Exercise brief:
Where a line below holds the string "every", that line goes into the answer.

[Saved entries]
↓

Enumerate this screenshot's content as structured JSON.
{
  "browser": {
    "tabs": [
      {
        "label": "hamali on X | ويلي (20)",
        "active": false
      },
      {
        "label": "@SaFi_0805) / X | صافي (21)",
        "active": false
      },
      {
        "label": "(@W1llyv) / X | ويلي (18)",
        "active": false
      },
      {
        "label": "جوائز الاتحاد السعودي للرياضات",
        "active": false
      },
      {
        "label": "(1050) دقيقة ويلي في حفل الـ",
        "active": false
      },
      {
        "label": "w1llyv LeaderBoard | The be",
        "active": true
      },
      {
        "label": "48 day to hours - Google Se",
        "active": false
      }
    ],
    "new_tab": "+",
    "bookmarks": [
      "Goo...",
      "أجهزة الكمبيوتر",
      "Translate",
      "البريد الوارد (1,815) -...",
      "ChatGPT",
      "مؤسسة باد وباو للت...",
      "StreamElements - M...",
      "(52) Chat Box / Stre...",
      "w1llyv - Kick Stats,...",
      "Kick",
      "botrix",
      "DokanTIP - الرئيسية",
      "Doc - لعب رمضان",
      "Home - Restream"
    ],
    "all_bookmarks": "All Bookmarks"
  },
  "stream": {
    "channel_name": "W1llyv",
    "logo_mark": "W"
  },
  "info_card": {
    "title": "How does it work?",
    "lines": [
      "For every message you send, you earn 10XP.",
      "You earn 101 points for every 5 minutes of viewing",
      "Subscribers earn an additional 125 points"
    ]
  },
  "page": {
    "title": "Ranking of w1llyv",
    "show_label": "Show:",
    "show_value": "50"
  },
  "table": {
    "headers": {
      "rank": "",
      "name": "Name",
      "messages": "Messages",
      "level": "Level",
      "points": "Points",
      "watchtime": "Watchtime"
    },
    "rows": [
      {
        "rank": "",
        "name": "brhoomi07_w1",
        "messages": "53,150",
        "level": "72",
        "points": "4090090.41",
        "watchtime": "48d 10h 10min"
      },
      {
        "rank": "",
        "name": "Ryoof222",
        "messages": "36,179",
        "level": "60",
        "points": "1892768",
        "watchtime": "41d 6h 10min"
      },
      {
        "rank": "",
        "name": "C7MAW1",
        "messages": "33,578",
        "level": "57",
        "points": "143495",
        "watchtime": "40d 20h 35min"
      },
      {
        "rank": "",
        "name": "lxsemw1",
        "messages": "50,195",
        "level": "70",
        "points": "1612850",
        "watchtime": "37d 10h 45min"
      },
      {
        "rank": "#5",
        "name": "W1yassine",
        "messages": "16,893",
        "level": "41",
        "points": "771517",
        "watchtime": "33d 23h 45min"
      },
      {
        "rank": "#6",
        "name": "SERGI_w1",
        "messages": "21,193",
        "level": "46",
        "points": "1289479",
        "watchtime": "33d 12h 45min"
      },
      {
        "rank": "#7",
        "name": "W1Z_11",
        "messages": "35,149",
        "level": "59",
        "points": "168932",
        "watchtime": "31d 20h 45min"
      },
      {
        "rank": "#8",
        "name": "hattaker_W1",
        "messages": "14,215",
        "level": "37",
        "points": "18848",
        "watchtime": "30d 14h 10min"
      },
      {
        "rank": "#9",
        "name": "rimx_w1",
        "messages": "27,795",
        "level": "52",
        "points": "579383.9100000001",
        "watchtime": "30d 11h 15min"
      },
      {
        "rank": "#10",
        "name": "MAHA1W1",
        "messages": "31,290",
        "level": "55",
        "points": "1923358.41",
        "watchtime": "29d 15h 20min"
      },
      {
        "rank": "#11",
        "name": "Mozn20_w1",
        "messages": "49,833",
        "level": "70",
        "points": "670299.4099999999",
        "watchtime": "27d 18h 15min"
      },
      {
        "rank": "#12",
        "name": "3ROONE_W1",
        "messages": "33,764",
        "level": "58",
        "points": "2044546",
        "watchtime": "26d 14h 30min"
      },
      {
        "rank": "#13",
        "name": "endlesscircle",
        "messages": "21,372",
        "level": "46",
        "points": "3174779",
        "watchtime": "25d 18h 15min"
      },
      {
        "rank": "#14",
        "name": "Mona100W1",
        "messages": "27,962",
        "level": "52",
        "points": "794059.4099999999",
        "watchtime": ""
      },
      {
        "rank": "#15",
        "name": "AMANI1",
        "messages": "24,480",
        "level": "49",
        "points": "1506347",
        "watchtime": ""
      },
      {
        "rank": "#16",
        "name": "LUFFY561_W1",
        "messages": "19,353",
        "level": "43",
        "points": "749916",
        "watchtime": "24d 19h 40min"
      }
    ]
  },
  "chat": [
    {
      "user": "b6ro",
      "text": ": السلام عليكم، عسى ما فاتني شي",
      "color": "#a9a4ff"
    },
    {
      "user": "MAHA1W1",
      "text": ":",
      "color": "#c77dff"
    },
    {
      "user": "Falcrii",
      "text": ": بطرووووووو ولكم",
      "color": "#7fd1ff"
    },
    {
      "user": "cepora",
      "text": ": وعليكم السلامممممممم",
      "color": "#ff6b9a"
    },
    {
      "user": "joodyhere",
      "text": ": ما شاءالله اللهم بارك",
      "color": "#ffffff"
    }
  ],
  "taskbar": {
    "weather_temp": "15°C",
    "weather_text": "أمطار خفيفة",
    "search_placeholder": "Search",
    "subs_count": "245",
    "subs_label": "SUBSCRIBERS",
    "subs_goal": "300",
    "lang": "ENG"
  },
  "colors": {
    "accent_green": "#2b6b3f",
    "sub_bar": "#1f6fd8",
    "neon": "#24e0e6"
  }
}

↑

Exercise answer:
      "For every message you send, you earn 10XP.",
      "You earn 101 points for every 5 minutes of viewing",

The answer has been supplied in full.